→ **Action item**
Return, from the lines below, each one that includes the word "Shift".

Dataset rows for apps and sites
_ _ _ _ _
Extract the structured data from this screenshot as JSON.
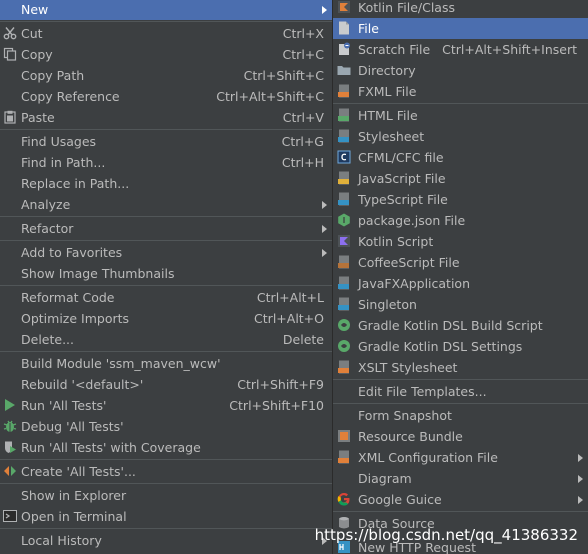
{
  "left_menu": {
    "new": {
      "label": "New"
    },
    "cut": {
      "label": "Cut",
      "shortcut": "Ctrl+X"
    },
    "copy": {
      "label": "Copy",
      "shortcut": "Ctrl+C"
    },
    "copy_path": {
      "label": "Copy Path",
      "shortcut": "Ctrl+Shift+C"
    },
    "copy_reference": {
      "label": "Copy Reference",
      "shortcut": "Ctrl+Alt+Shift+C"
    },
    "paste": {
      "label": "Paste",
      "shortcut": "Ctrl+V"
    },
    "find_usages": {
      "label": "Find Usages",
      "shortcut": "Ctrl+G"
    },
    "find_in_path": {
      "label": "Find in Path...",
      "shortcut": "Ctrl+H"
    },
    "replace_in_path": {
      "label": "Replace in Path..."
    },
    "analyze": {
      "label": "Analyze"
    },
    "refactor": {
      "label": "Refactor"
    },
    "add_to_favorites": {
      "label": "Add to Favorites"
    },
    "show_image_thumbnails": {
      "label": "Show Image Thumbnails"
    },
    "reformat_code": {
      "label": "Reformat Code",
      "shortcut": "Ctrl+Alt+L"
    },
    "optimize_imports": {
      "label": "Optimize Imports",
      "shortcut": "Ctrl+Alt+O"
    },
    "delete": {
      "label": "Delete...",
      "shortcut": "Delete"
    },
    "build_module": {
      "label": "Build Module 'ssm_maven_wcw'"
    },
    "rebuild": {
      "label": "Rebuild '<default>'",
      "shortcut": "Ctrl+Shift+F9"
    },
    "run_all_tests": {
      "label": "Run 'All Tests'",
      "shortcut": "Ctrl+Shift+F10"
    },
    "debug_all_tests": {
      "label": "Debug 'All Tests'"
    },
    "run_with_coverage": {
      "label": "Run 'All Tests' with Coverage"
    },
    "create_all_tests": {
      "label": "Create 'All Tests'..."
    },
    "show_in_explorer": {
      "label": "Show in Explorer"
    },
    "open_in_terminal": {
      "label": "Open in Terminal"
    },
    "local_history": {
      "label": "Local History"
    }
  },
  "right_menu": {
    "kotlin_file_class": {
      "label": "Kotlin File/Class"
    },
    "file": {
      "label": "File"
    },
    "scratch_file": {
      "label": "Scratch File",
      "shortcut": "Ctrl+Alt+Shift+Insert"
    },
    "directory": {
      "label": "Directory"
    },
    "fxml_file": {
      "label": "FXML File"
    },
    "html_file": {
      "label": "HTML File"
    },
    "stylesheet": {
      "label": "Stylesheet"
    },
    "cfml_cfc_file": {
      "label": "CFML/CFC file"
    },
    "javascript_file": {
      "label": "JavaScript File"
    },
    "typescript_file": {
      "label": "TypeScript File"
    },
    "package_json_file": {
      "label": "package.json File"
    },
    "kotlin_script": {
      "label": "Kotlin Script"
    },
    "coffeescript_file": {
      "label": "CoffeeScript File"
    },
    "javafx_application": {
      "label": "JavaFXApplication"
    },
    "singleton": {
      "label": "Singleton"
    },
    "gradle_kotlin_dsl_build_script": {
      "label": "Gradle Kotlin DSL Build Script"
    },
    "gradle_kotlin_dsl_settings": {
      "label": "Gradle Kotlin DSL Settings"
    },
    "xslt_stylesheet": {
      "label": "XSLT Stylesheet"
    },
    "edit_file_templates": {
      "label": "Edit File Templates..."
    },
    "form_snapshot": {
      "label": "Form Snapshot"
    },
    "resource_bundle": {
      "label": "Resource Bundle"
    },
    "xml_configuration_file": {
      "label": "XML Configuration File"
    },
    "diagram": {
      "label": "Diagram"
    },
    "google_guice": {
      "label": "Google Guice"
    },
    "data_source": {
      "label": "Data Source"
    },
    "new_http_request": {
      "label": "New HTTP Request"
    }
  },
  "watermark": "https://blog.csdn.net/qq_41386332",
  "colors": {
    "menu_bg": "#3c3f41",
    "selected_bg": "#4b6eaf",
    "text": "#bbbbbb",
    "separator": "#515658"
  }
}
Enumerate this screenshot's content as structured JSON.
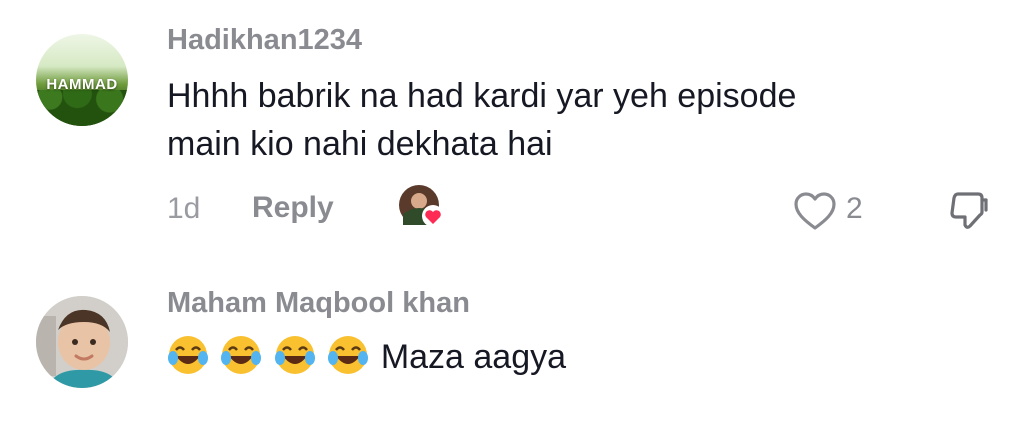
{
  "comments": [
    {
      "username": "Hadikhan1234",
      "avatar_text": "HAMMAD",
      "text_line1": "Hhhh babrik na had kardi yar yeh episode",
      "text_line2": "main kio nahi dekhata hai",
      "time": "1d",
      "reply_label": "Reply",
      "like_count": "2",
      "icons": [
        "creator-liked-avatar-icon",
        "heart-outline-icon",
        "dislike-icon"
      ]
    },
    {
      "username": "Maham Maqbool khan",
      "emoji_name": "face-with-tears-of-joy",
      "emoji_count": 4,
      "text": "Maza aagya"
    }
  ],
  "colors": {
    "username": "#8a8b91",
    "text": "#161823",
    "accent_heart": "#fe2c55"
  }
}
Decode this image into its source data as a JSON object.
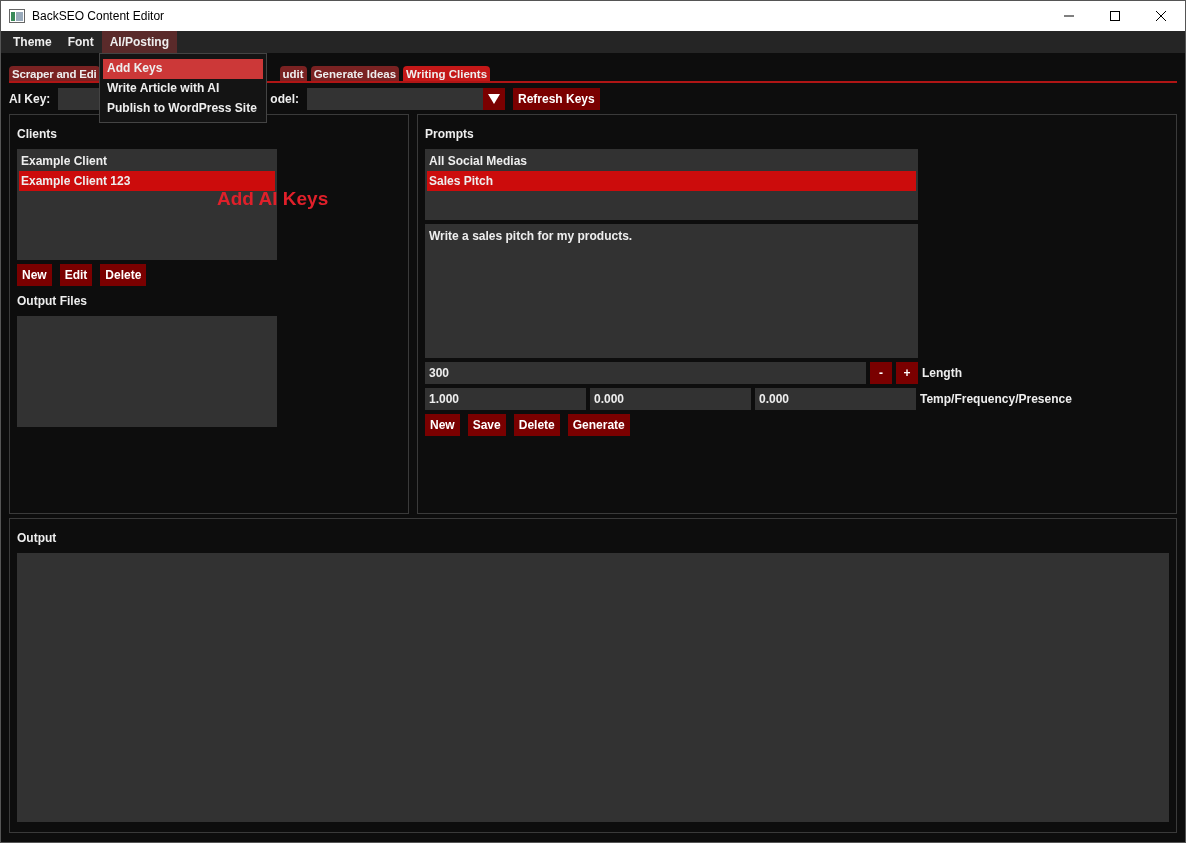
{
  "window": {
    "title": "BackSEO Content Editor"
  },
  "menu_bar": [
    {
      "label": "Theme",
      "selected": false
    },
    {
      "label": "Font",
      "selected": false
    },
    {
      "label": "AI/Posting",
      "selected": true
    }
  ],
  "open_menu": {
    "items": [
      {
        "label": "Add Keys",
        "selected": true
      },
      {
        "label": "Write Article with AI",
        "selected": false
      },
      {
        "label": "Publish to WordPress Site",
        "selected": false
      }
    ]
  },
  "tabs": [
    {
      "label": "Scraper and Edi",
      "selected": false,
      "kind": "left"
    },
    {
      "label": "udit",
      "selected": false,
      "kind": "right"
    },
    {
      "label": "Generate Ideas",
      "selected": false,
      "kind": "right"
    },
    {
      "label": "Writing Clients",
      "selected": true,
      "kind": "right"
    }
  ],
  "key_bar": {
    "ai_key_label": "AI Key:",
    "model_label": "odel:",
    "refresh_button": "Refresh Keys"
  },
  "tooltip": "Add AI Keys",
  "clients": {
    "title": "Clients",
    "items": [
      {
        "label": "Example Client",
        "selected": false
      },
      {
        "label": "Example Client 123",
        "selected": true
      }
    ],
    "buttons": [
      "New",
      "Edit",
      "Delete"
    ],
    "output_files_title": "Output Files"
  },
  "prompts": {
    "title": "Prompts",
    "items": [
      {
        "label": "All Social Medias",
        "selected": false
      },
      {
        "label": "Sales Pitch",
        "selected": true
      }
    ],
    "prompt_text": "Write a sales pitch for my products.",
    "length_value": "300",
    "minus": "-",
    "plus": "+",
    "length_label": "Length",
    "params": [
      "1.000",
      "0.000",
      "0.000"
    ],
    "params_label": "Temp/Frequency/Presence",
    "buttons": [
      "New",
      "Save",
      "Delete",
      "Generate"
    ]
  },
  "output": {
    "title": "Output"
  }
}
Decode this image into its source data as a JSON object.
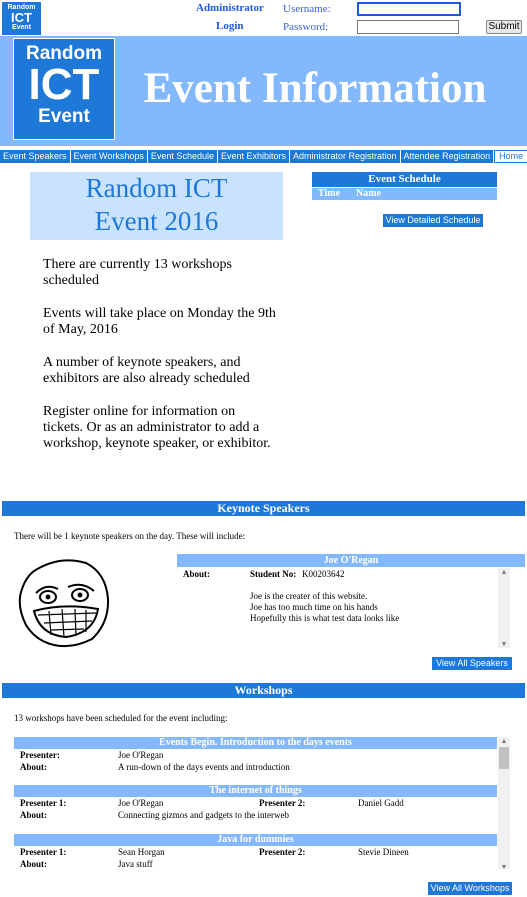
{
  "logo_small": {
    "line1": "Random",
    "line2": "ICT",
    "line3": "Event"
  },
  "login": {
    "administrator_label": "Administrator",
    "login_label": "Login",
    "username_label": "Username:",
    "password_label": "Password:",
    "submit_label": "Submit"
  },
  "banner": {
    "logo": {
      "line1": "Random",
      "line2": "ICT",
      "line3": "Event"
    },
    "title": "Event Information"
  },
  "nav": [
    "Event Speakers",
    "Event Workshops",
    "Event Schedule",
    "Event Exhibitors",
    "Administrator Registration",
    "Attendee Registration",
    "Home"
  ],
  "intro": {
    "event_title_1": "Random ICT",
    "event_title_2": "Event 2016",
    "paragraphs": [
      "There are currently 13 workshops scheduled",
      "Events will take place on Monday the 9th of May, 2016",
      "A number of keynote speakers, and exhibitors are also already scheduled",
      "Register online for information on tickets. Or as an administrator to add a workshop, keynote speaker, or exhibitor."
    ]
  },
  "schedule": {
    "heading": "Event Schedule",
    "col_time": "Time",
    "col_name": "Name",
    "button": "View Detailed Schedule"
  },
  "speakers": {
    "heading": "Keynote Speakers",
    "intro": "There will be 1 keynote speakers on the day. These will include:",
    "speaker_name": "Joe O'Regan",
    "about_label": "About:",
    "student_no_label": "Student No:",
    "student_no": "K00203642",
    "lines": [
      "Joe is the creater of this website.",
      "Joe has too much time on his hands",
      "Hopefully this is what test data looks like"
    ],
    "button": "View All Speakers"
  },
  "workshops": {
    "heading": "Workshops",
    "intro": "13 workshops have been scheduled for the event including:",
    "items": [
      {
        "title": "Events Begin. Introduction to the days events",
        "presenter_label": "Presenter:",
        "presenter": "Joe O'Regan",
        "about_label": "About:",
        "about": "A run-down of the days events and introduction"
      },
      {
        "title": "The internet of things",
        "presenter_label": "Presenter 1:",
        "presenter": "Joe O'Regan",
        "presenter2_label": "Presenter 2:",
        "presenter2": "Daniel Gadd",
        "about_label": "About:",
        "about": "Connecting gizmos and gadgets to the interweb"
      },
      {
        "title": "Java for dummies",
        "presenter_label": "Presenter 1:",
        "presenter": "Sean Horgan",
        "presenter2_label": "Presenter 2:",
        "presenter2": "Stevie Dineen",
        "about_label": "About:",
        "about": "Java stuff"
      }
    ],
    "button": "View All Workshops"
  },
  "colors": {
    "primary": "#1e78d8",
    "light": "#84b8fc",
    "pale": "#c9e2fd"
  },
  "icons": {
    "speaker_image": "trollface-image"
  }
}
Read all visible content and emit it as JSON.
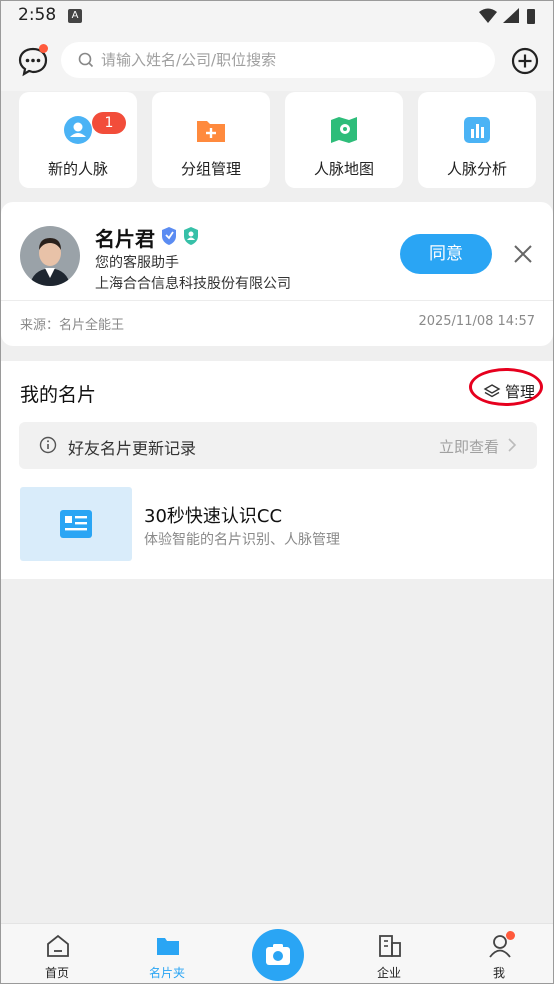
{
  "status_bar": {
    "time": "2:58",
    "notif_icon": "A"
  },
  "top_bar": {
    "search_placeholder": "请输入姓名/公司/职位搜索"
  },
  "tiles": [
    {
      "label": "新的人脉",
      "icon": "contact-icon",
      "badge": "1"
    },
    {
      "label": "分组管理",
      "icon": "folder-add-icon"
    },
    {
      "label": "人脉地图",
      "icon": "map-icon"
    },
    {
      "label": "人脉分析",
      "icon": "chart-icon"
    }
  ],
  "request_card": {
    "name": "名片君",
    "title": "您的客服助手",
    "company": "上海合合信息科技股份有限公司",
    "agree_label": "同意",
    "source": "来源：名片全能王",
    "date": "2025/11/08 14:57"
  },
  "my_cards": {
    "title": "我的名片",
    "manage_label": "管理",
    "update_label": "好友名片更新记录",
    "update_action": "立即查看",
    "intro_title": "30秒快速认识CC",
    "intro_subtitle": "体验智能的名片识别、人脉管理"
  },
  "tab_bar": {
    "tabs": [
      {
        "label": "首页"
      },
      {
        "label": "名片夹"
      },
      {
        "label": "企业"
      },
      {
        "label": "我"
      }
    ],
    "active": "名片夹"
  },
  "colors": {
    "accent": "#2aa5f4",
    "badge": "#f24d3a",
    "highlight_ring": "#e6001e"
  }
}
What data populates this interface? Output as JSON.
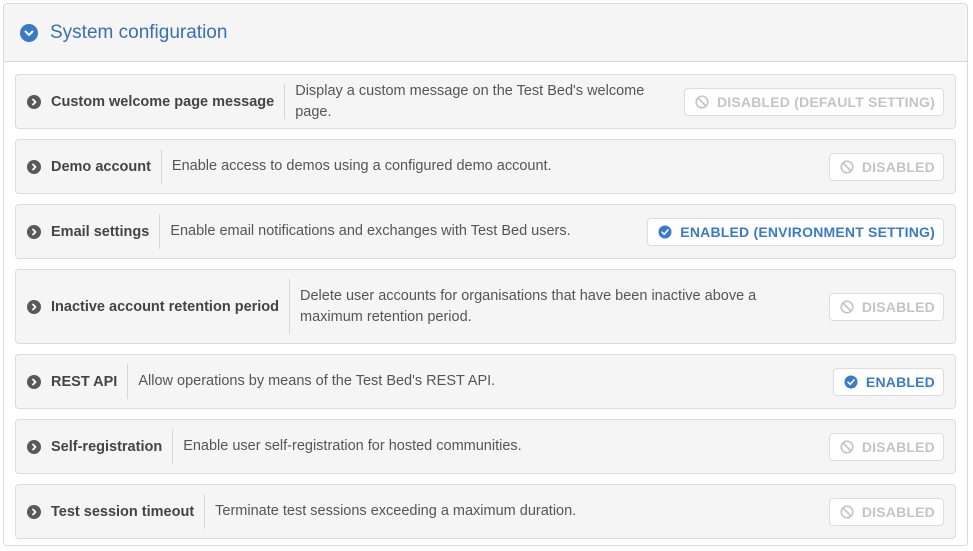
{
  "panel": {
    "title": "System configuration",
    "icon": "chevron-down-circle-icon",
    "accent_color": "#3a7bc8"
  },
  "settings": [
    {
      "title": "Custom welcome page message",
      "description": "Display a custom message on the Test Bed's welcome page.",
      "status": "DISABLED (DEFAULT SETTING)",
      "enabled": false
    },
    {
      "title": "Demo account",
      "description": "Enable access to demos using a configured demo account.",
      "status": "DISABLED",
      "enabled": false
    },
    {
      "title": "Email settings",
      "description": "Enable email notifications and exchanges with Test Bed users.",
      "status": "ENABLED (ENVIRONMENT SETTING)",
      "enabled": true
    },
    {
      "title": "Inactive account retention period",
      "description": "Delete user accounts for organisations that have been inactive above a maximum retention period.",
      "status": "DISABLED",
      "enabled": false
    },
    {
      "title": "REST API",
      "description": "Allow operations by means of the Test Bed's REST API.",
      "status": "ENABLED",
      "enabled": true
    },
    {
      "title": "Self-registration",
      "description": "Enable user self-registration for hosted communities.",
      "status": "DISABLED",
      "enabled": false
    },
    {
      "title": "Test session timeout",
      "description": "Terminate test sessions exceeding a maximum duration.",
      "status": "DISABLED",
      "enabled": false
    }
  ]
}
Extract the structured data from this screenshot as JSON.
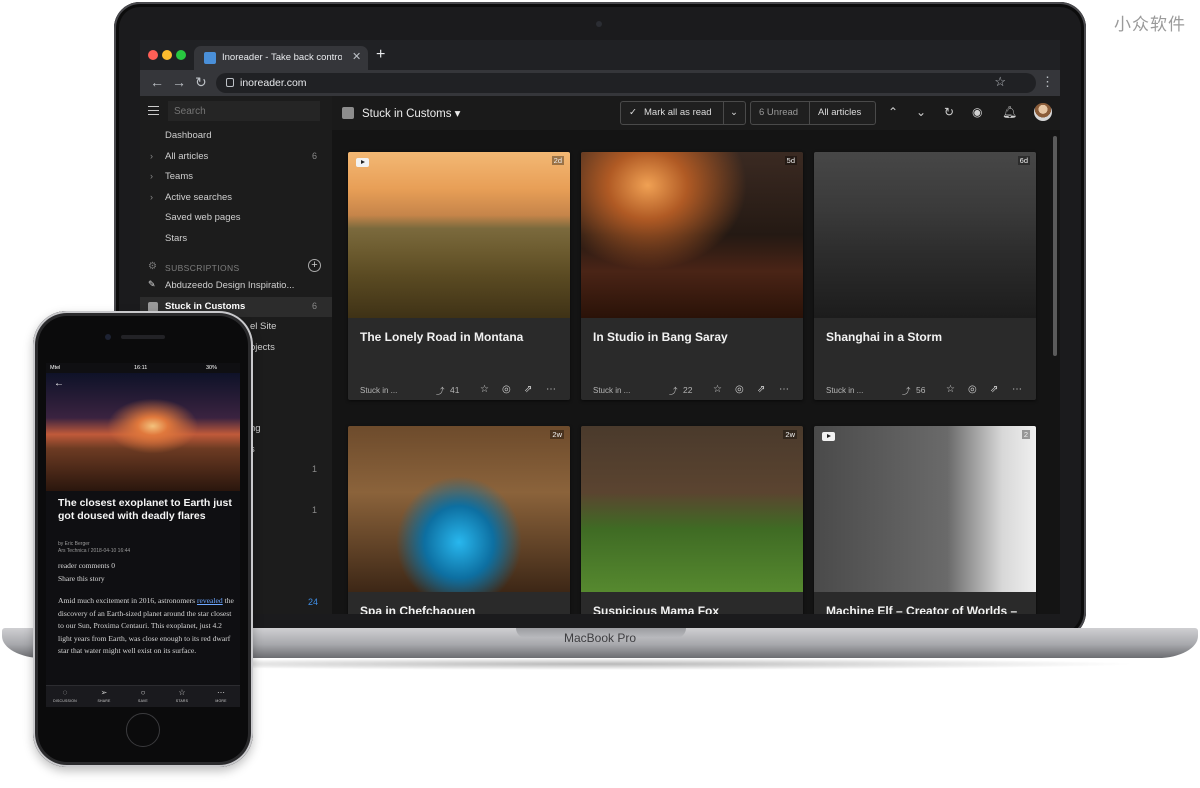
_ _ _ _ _
→ **Output below**
      "shortcut": "Ctrl+Shift+C"
      "shortcut": "Ctrl+Alt+Shift+C"
      "shortcut": "Ctrl+Shift+F9"
      "shortcut": "Ctrl+Shift+F10"
      "shortcut": "Ctrl+Alt+Shift+Insert"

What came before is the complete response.